Has it always been your ambition to teach?
No, not really. Shortly after my studies I started teacher training, but I stopped because I thought education was not for me. Later in my career I realised how important teachers are in the lives of students. That’s why I applied to the horticultural school where I’ve been teaching for two years now.
What projects have you developed in the meantime?
Together with several colleagues I started the aquaponics project and we are now working on it even further. Aquaponics is the combination of aquaculture, the cultivation of fish, and hydroponics, the cultivation of plants on water. With aquaponics you grow fish. The plants use the feces of the fish as nutrients and thus filter the water in which the fish live. In this way you create a circular system in which you only feed the fish. All the rest can be reused. In addition to achieving the technical curriculum objectives, we want to demonstrate with this project that the various departments and disciplines need each other.
We have already set up courses for the students and are working on a workbook with photos. The intention is to start up a system every year. In this way, the students can go through the entire process of making analyses and drawing conclusions.
You have been chosen as ambassador for our country for the European Vocational Skills Week. What did this mean for you?
I found it surprising because I haven’t been in education that long, but it was quite an honour. It is nice to get recognition for your work, also for the students. This ambassadorship confirms that the work we do is appreciated.
What have you picked up yourself during this week?
I found that a lot of people are working on Vocational Skills. As a teacher, you are relatively alone in these kinds of projects. You have a team within the school, but otherwise you are on your own. It’s nice to see that there is a lot going on in Europe in the field of vocational skills. We can learn a lot from each other.

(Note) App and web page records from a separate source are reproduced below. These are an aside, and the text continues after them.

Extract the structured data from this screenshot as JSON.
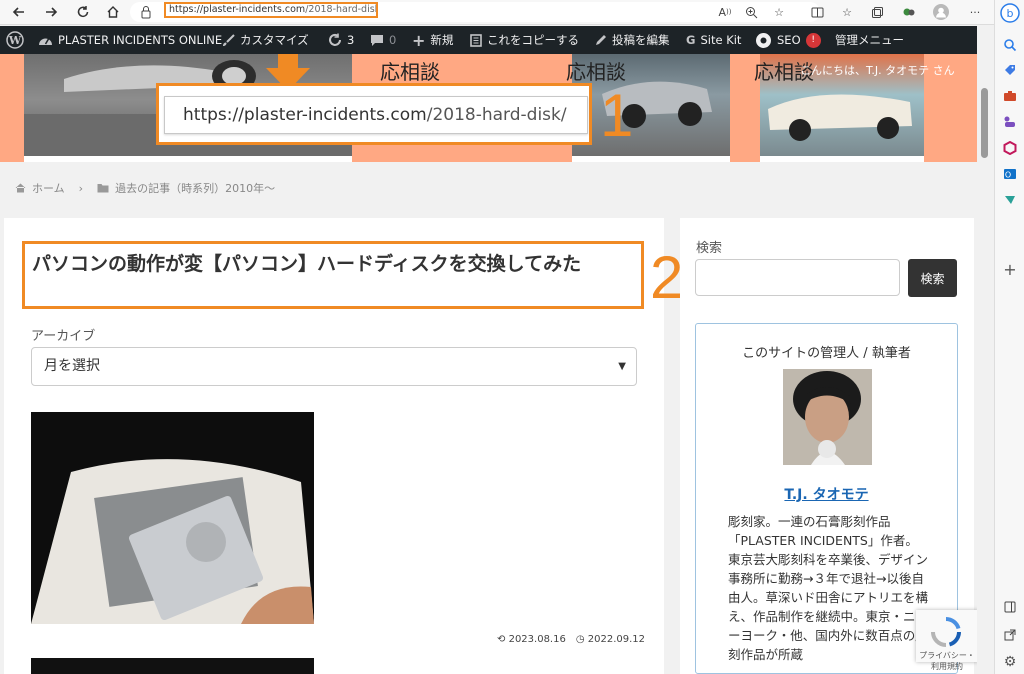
{
  "browser": {
    "url_host": "https://plaster-incidents.com",
    "url_path": "/2018-hard-disk/"
  },
  "admin_bar": {
    "site_name": "PLASTER INCIDENTS ONLINE",
    "customize": "カスタマイズ",
    "updates_count": "3",
    "comments_count": "0",
    "new": "新規",
    "copy": "これをコピーする",
    "edit_post": "投稿を編集",
    "site_kit": "Site Kit",
    "seo": "SEO",
    "seo_badge": "!",
    "admin_menu": "管理メニュー",
    "greeting": "こんにちは、T.J. タオモテ さん"
  },
  "banner": {
    "sodan": "応相談"
  },
  "annotations": {
    "url_big_host": "https://plaster-incidents.com",
    "url_big_path": "/2018-hard-disk/",
    "marker_1": "1",
    "marker_2": "2",
    "accent": "#f08a24"
  },
  "breadcrumb": {
    "home": "ホーム",
    "category": "過去の記事（時系列）2010年〜"
  },
  "post": {
    "title": "パソコンの動作が変【パソコン】ハードディスクを交換してみた",
    "archive_label": "アーカイブ",
    "archive_select": "月を選択",
    "updated": "2023.08.16",
    "published": "2022.09.12"
  },
  "sidebar": {
    "search_label": "検索",
    "search_button": "検索",
    "profile_heading": "このサイトの管理人 / 執筆者",
    "author_name": "T.J. タオモテ",
    "author_bio": "彫刻家。一連の石膏彫刻作品「PLASTER INCIDENTS」作者。東京芸大彫刻科を卒業後、デザイン事務所に勤務→３年で退社→以後自由人。草深いド田舎にアトリエを構え、作品制作を継続中。東京・ニューヨーク・他、国内外に数百点の彫刻作品が所蔵"
  },
  "recaptcha": {
    "text": "プライバシー・利用規約"
  }
}
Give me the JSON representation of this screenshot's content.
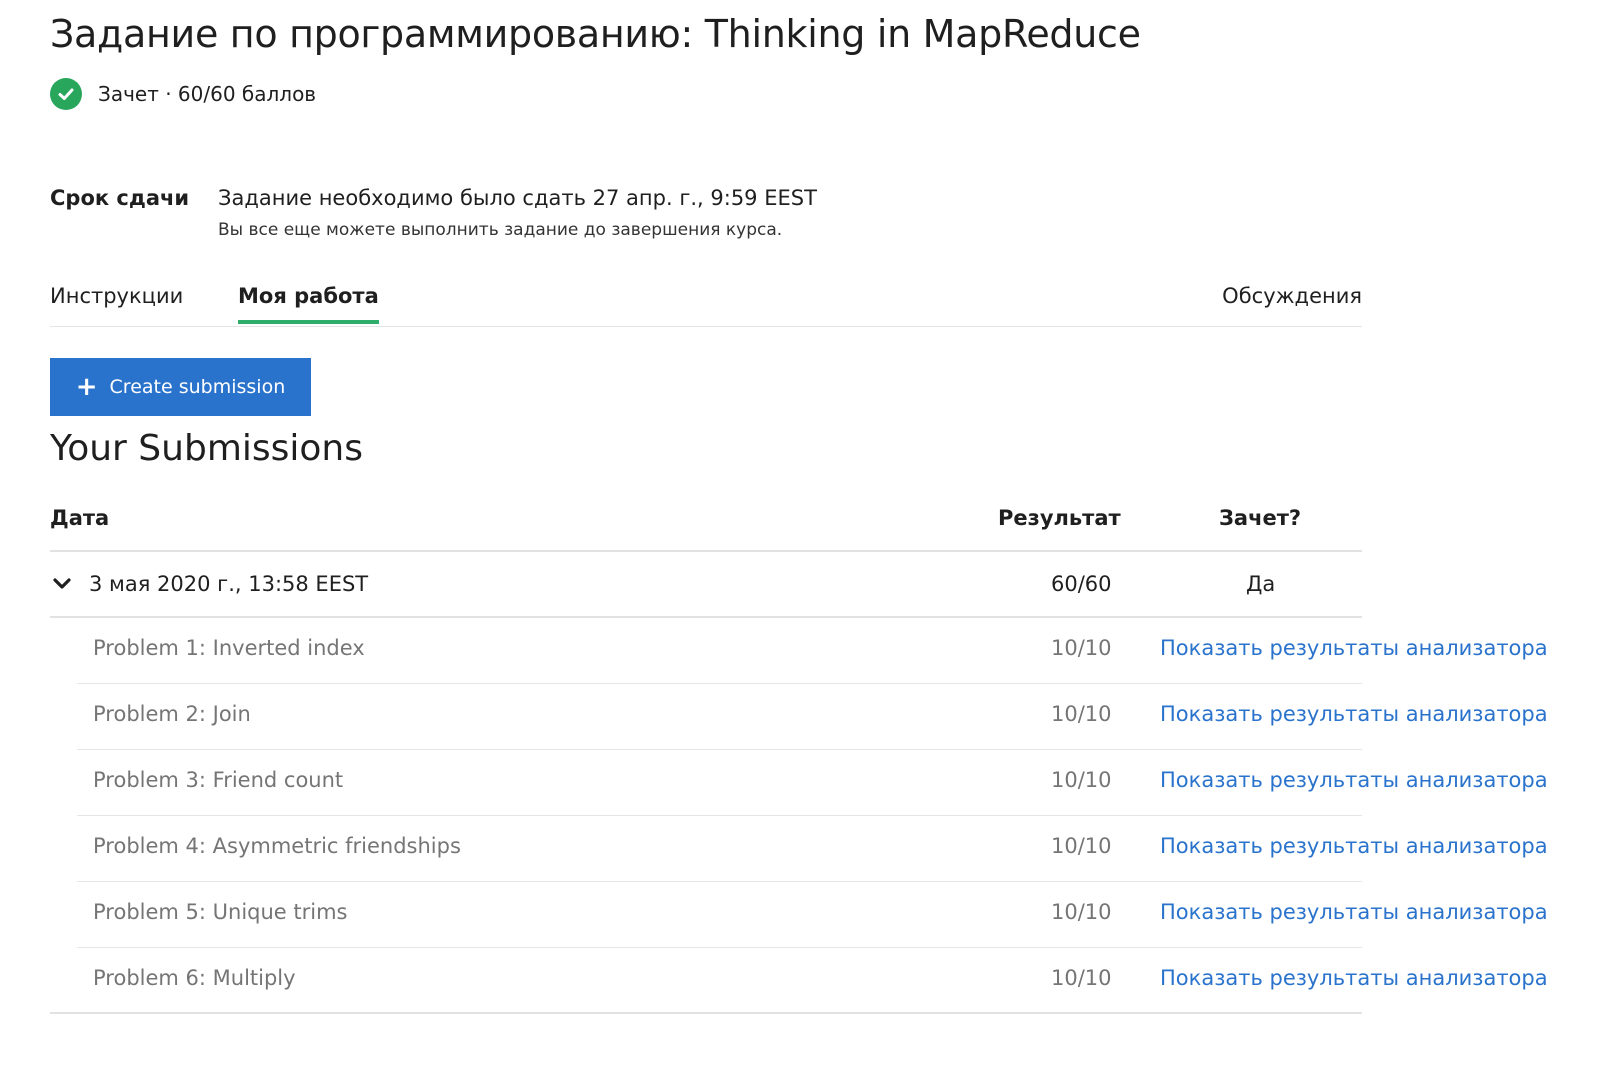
{
  "page": {
    "title": "Задание по программированию: Thinking in MapReduce",
    "status": "Зачет · 60/60 баллов"
  },
  "deadline": {
    "label": "Срок сдачи",
    "text": "Задание необходимо было сдать 27 апр. г., 9:59 EEST",
    "note": "Вы все еще можете выполнить задание до завершения курса."
  },
  "tabs": [
    {
      "label": "Инструкции",
      "active": false
    },
    {
      "label": "Моя работа",
      "active": true
    },
    {
      "label": "Обсуждения",
      "active": false
    }
  ],
  "actions": {
    "create_label": "Create submission"
  },
  "submissions": {
    "title": "Your Submissions",
    "columns": {
      "date": "Дата",
      "result": "Результат",
      "pass": "Зачет?"
    },
    "rows": [
      {
        "date": "3 мая 2020 г., 13:58 EEST",
        "score": "60/60",
        "passed": "Да",
        "problems": [
          {
            "name": "Problem 1: Inverted index",
            "score": "10/10",
            "link": "Показать результаты анализатора"
          },
          {
            "name": "Problem 2: Join",
            "score": "10/10",
            "link": "Показать результаты анализатора"
          },
          {
            "name": "Problem 3: Friend count",
            "score": "10/10",
            "link": "Показать результаты анализатора"
          },
          {
            "name": "Problem 4: Asymmetric friendships",
            "score": "10/10",
            "link": "Показать результаты анализатора"
          },
          {
            "name": "Problem 5: Unique trims",
            "score": "10/10",
            "link": "Показать результаты анализатора"
          },
          {
            "name": "Problem 6: Multiply",
            "score": "10/10",
            "link": "Показать результаты анализатора"
          }
        ]
      }
    ]
  },
  "icons": {
    "status": "check-circle-icon",
    "expand": "chevron-down-icon",
    "create": "plus-icon"
  },
  "colors": {
    "success": "#28a65b",
    "tab_underline": "#2eae6a",
    "primary": "#2a73cc",
    "muted_text": "#757575"
  }
}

To conclude: what would you like to see for your students in 10 years’ time?
Contact education remains necessary. The Corona crisis has shown that teachers, but especially students, need contact education.
Hopefully there will be more room for innovation and we will be able to offer subjects that are more focused on professional practice.
I hope that technical, general and professional education can stand side by side. That we no longer see this as a waterfall system in which one is worth more than the other, but that we value every link in the chain.